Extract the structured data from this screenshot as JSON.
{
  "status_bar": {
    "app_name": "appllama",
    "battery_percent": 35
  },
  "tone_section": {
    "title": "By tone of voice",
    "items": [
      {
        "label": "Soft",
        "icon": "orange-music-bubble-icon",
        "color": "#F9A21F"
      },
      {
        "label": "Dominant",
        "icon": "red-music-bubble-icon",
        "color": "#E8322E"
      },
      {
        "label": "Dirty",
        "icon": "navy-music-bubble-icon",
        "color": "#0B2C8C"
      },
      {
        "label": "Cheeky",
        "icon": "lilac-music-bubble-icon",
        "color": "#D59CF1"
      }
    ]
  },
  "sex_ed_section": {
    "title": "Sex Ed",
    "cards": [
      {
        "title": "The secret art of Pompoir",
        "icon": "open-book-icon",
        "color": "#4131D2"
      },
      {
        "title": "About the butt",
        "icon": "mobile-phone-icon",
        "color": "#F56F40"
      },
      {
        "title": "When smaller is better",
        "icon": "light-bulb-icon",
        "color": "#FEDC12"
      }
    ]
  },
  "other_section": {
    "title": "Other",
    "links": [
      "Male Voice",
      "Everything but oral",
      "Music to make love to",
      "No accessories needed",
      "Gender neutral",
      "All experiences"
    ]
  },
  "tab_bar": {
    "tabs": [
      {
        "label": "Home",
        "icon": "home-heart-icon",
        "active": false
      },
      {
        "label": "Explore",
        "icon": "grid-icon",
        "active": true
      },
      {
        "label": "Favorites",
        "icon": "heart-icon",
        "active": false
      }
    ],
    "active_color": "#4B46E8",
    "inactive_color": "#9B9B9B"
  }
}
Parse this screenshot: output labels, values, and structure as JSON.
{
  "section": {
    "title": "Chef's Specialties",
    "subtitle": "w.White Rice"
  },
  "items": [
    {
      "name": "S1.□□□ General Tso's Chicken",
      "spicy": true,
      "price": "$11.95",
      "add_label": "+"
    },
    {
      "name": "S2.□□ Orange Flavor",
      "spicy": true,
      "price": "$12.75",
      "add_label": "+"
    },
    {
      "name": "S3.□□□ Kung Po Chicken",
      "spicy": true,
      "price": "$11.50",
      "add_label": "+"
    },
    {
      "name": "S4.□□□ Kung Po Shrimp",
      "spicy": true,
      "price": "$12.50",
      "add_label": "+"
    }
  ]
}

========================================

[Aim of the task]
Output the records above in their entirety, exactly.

[Output for this task]
Extract the structured data from this screenshot as JSON.
{
  "status_bar": {
    "app_name": "appllama",
    "battery_percent": 35
  },
  "tone_section": {
    "title": "By tone of voice",
    "items": [
      {
        "label": "Soft",
        "icon": "orange-music-bubble-icon",
        "color": "#F9A21F"
      },
      {
        "label": "Dominant",
        "icon": "red-music-bubble-icon",
        "color": "#E8322E"
      },
      {
        "label": "Dirty",
        "icon": "navy-music-bubble-icon",
        "color": "#0B2C8C"
      },
      {
        "label": "Cheeky",
        "icon": "lilac-music-bubble-icon",
        "color": "#D59CF1"
      }
    ]
  },
  "sex_ed_section": {
    "title": "Sex Ed",
    "cards": [
      {
        "title": "The secret art of Pompoir",
        "icon": "open-book-icon",
        "color": "#4131D2"
      },
      {
        "title": "About the butt",
        "icon": "mobile-phone-icon",
        "color": "#F56F40"
      },
      {
        "title": "When smaller is better",
        "icon": "light-bulb-icon",
        "color": "#FEDC12"
      }
    ]
  },
  "other_section": {
    "title": "Other",
    "links": [
      "Male Voice",
      "Everything but oral",
      "Music to make love to",
      "No accessories needed",
      "Gender neutral",
      "All experiences"
    ]
  },
  "tab_bar": {
    "tabs": [
      {
        "label": "Home",
        "icon": "home-heart-icon",
        "active": false
      },
      {
        "label": "Explore",
        "icon": "grid-icon",
        "active": true
      },
      {
        "label": "Favorites",
        "icon": "heart-icon",
        "active": false
      }
    ],
    "active_color": "#4B46E8",
    "inactive_color": "#9B9B9B"
  }
}
Parse this screenshot: output labels, values, and structure as JSON.
{
  "section": {
    "title": "Chef's Specialties",
    "subtitle": "w.White Rice"
  },
  "items": [
    {
      "name": "S1.□□□ General Tso's Chicken",
      "spicy": true,
      "price": "$11.95",
      "add_label": "+"
    },
    {
      "name": "S2.□□ Orange Flavor",
      "spicy": true,
      "price": "$12.75",
      "add_label": "+"
    },
    {
      "name": "S3.□□□ Kung Po Chicken",
      "spicy": true,
      "price": "$11.50",
      "add_label": "+"
    },
    {
      "name": "S4.□□□ Kung Po Shrimp",
      "spicy": true,
      "price": "$12.50",
      "add_label": "+"
    }
  ]
}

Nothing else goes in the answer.